Requirements for a Class Action – Certifying a Class
The requirements for a plaintiff to bring a class action against a defendant are as follows:
• Certify the Class – The primary hurdle for the plaintiff is to “certify” all potential plaintiffs as a class. To certify a class, the plaintiff(s) must present evidence of the following:
⁃ Numerosity – The class is so numerous that joinder of class members in a trial outside of a class action is impracticable;
⁃ Commonality – There must be questions of law or fact common to the class;
⁃ Typicality – The claims (harms suffered) or defenses of the class representatives are typical of those of the class;
⁃ Adequacy – The class representatives will fairly and adequately protect the interests of the class; and
⁃ Any of the following:
⁃ Risk of Inconsistency – Hearing separate actions risks either inconsistent adjudications and standards or any one action would be dispositive of cases by other parties;
⁃ Defendant’s Obstinance – The defendant fails to act on any grounds or causes of actions by the defendants, or
⁃ Note: Denying the class does not give rise to immediate appeal. The case must be tried to a result first. This procedural requirement places a significant hurdle in the way of individuals trying to get certified as a class.

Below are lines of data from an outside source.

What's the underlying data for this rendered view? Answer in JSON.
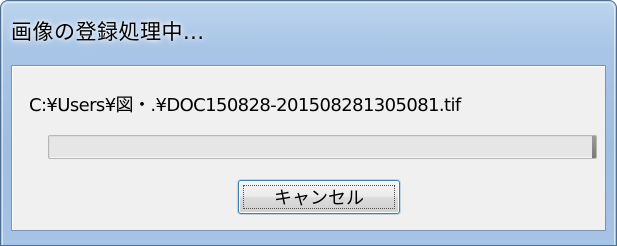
{
  "window": {
    "title": "画像の登録処理中..."
  },
  "dialog": {
    "file_path": "C:¥Users¥図・.¥DOC150828-201508281305081.tif",
    "progress_value": 0,
    "cancel_label": "キャンセル"
  },
  "colors": {
    "title_bar": "#a9c5e6",
    "client_bg": "#f0f0f0",
    "button_border": "#3c7fb1",
    "progress_track": "#e6e6e6"
  }
}
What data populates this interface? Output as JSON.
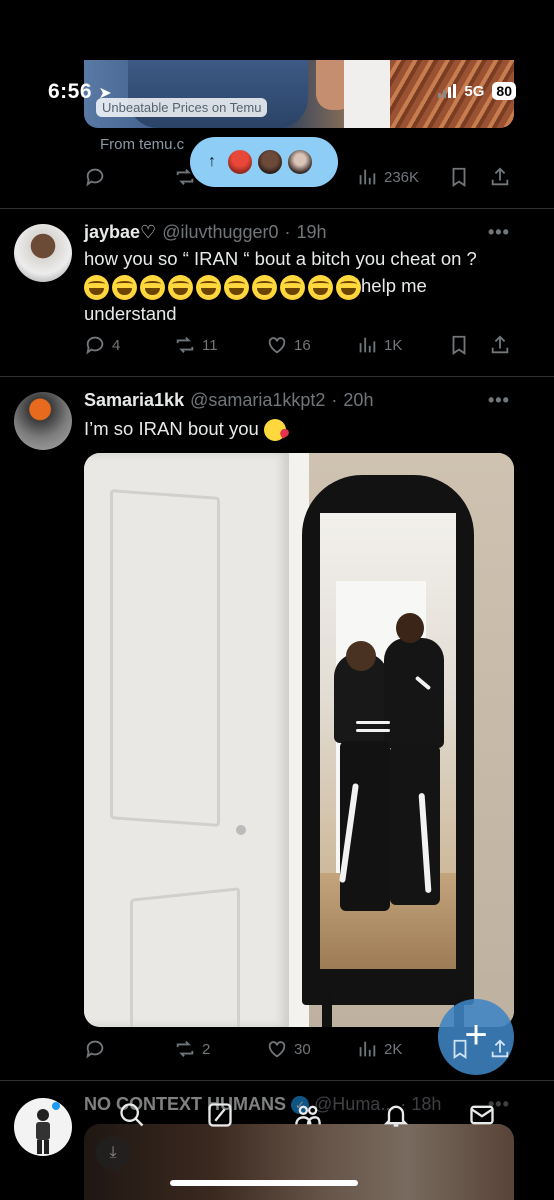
{
  "status_bar": {
    "time": "6:56",
    "network": "5G",
    "battery": "80"
  },
  "ad": {
    "label": "Unbeatable Prices on Temu",
    "from": "From temu.c"
  },
  "new_posts_pill": {
    "arrow": "↑"
  },
  "ad_actions": {
    "views": "236K"
  },
  "posts": [
    {
      "name": "jaybae♡",
      "handle": "@iluvthugger0",
      "time": "19h",
      "text_line1": "how you so “ IRAN “ bout a bitch you cheat on ?",
      "text_suffix": "help me",
      "text_line3": "understand",
      "emoji_count": 10,
      "replies": "4",
      "reposts": "11",
      "likes": "16",
      "views": "1K"
    },
    {
      "name": "Samaria1kk",
      "handle": "@samaria1kkpt2",
      "time": "20h",
      "text": "I’m so IRAN bout you",
      "replies": "",
      "reposts": "2",
      "likes": "30",
      "views": "2K"
    },
    {
      "name": "NO CONTEXT HUMANS",
      "handle": "@Huma...",
      "time": "18h"
    }
  ],
  "icons": {
    "reply": "reply-icon",
    "repost": "repost-icon",
    "like": "heart-icon",
    "views": "views-icon",
    "bookmark": "bookmark-icon",
    "share": "share-icon",
    "more": "more-icon"
  },
  "colors": {
    "accent": "#1d9bf0",
    "muted": "#71767b",
    "pill": "#8ecdf6"
  }
}
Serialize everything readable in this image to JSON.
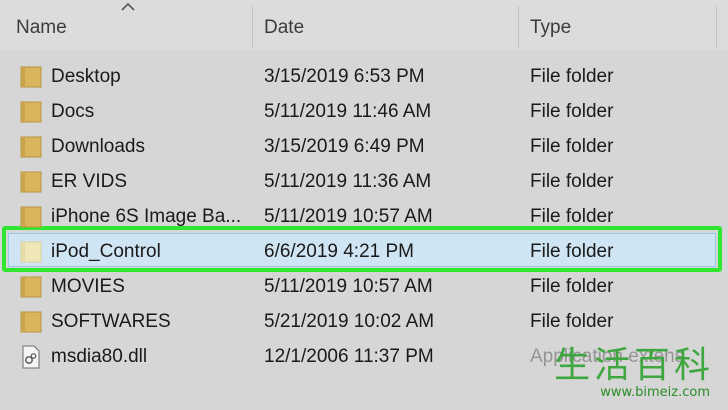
{
  "columns": {
    "name": "Name",
    "date": "Date",
    "type": "Type"
  },
  "rows": [
    {
      "name": "Desktop",
      "date": "3/15/2019 6:53 PM",
      "type": "File folder",
      "icon": "folder-icon"
    },
    {
      "name": "Docs",
      "date": "5/11/2019 11:46 AM",
      "type": "File folder",
      "icon": "folder-icon"
    },
    {
      "name": "Downloads",
      "date": "3/15/2019 6:49 PM",
      "type": "File folder",
      "icon": "folder-icon"
    },
    {
      "name": "ER VIDS",
      "date": "5/11/2019 11:36 AM",
      "type": "File folder",
      "icon": "folder-icon"
    },
    {
      "name": "iPhone 6S Image Ba...",
      "date": "5/11/2019 10:57 AM",
      "type": "File folder",
      "icon": "folder-icon"
    },
    {
      "name": "iPod_Control",
      "date": "6/6/2019 4:21 PM",
      "type": "File folder",
      "icon": "folder-icon",
      "selected": true
    },
    {
      "name": "MOVIES",
      "date": "5/11/2019 10:57 AM",
      "type": "File folder",
      "icon": "folder-icon"
    },
    {
      "name": "SOFTWARES",
      "date": "5/21/2019 10:02 AM",
      "type": "File folder",
      "icon": "folder-icon"
    },
    {
      "name": "msdia80.dll",
      "date": "12/1/2006 11:37 PM",
      "type": "Application extens",
      "icon": "dll-file-icon"
    }
  ],
  "watermark": {
    "chars": "生活百科",
    "url": "www.bimeiz.com"
  },
  "colors": {
    "highlight": "#2ee72e",
    "selection": "#cde6f7",
    "folder": "#d9b65c"
  }
}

⁃ Discussion: In recent years, Wal-Mart was the subject of a class action lawsuit for gender discrimination in hiring, promotion, and salary. The court denied class status to the plaintiff on the grounds that all plaintiffs did not suffer the same type of harm. Gender discrimination in hiring is not sufficiently similar to discrimination in promotion and salary so that the plaintiffs are representative of all class members. Do you believe that the requirement that each plaintiff be representative of all class members should be construed more strictly or loosely?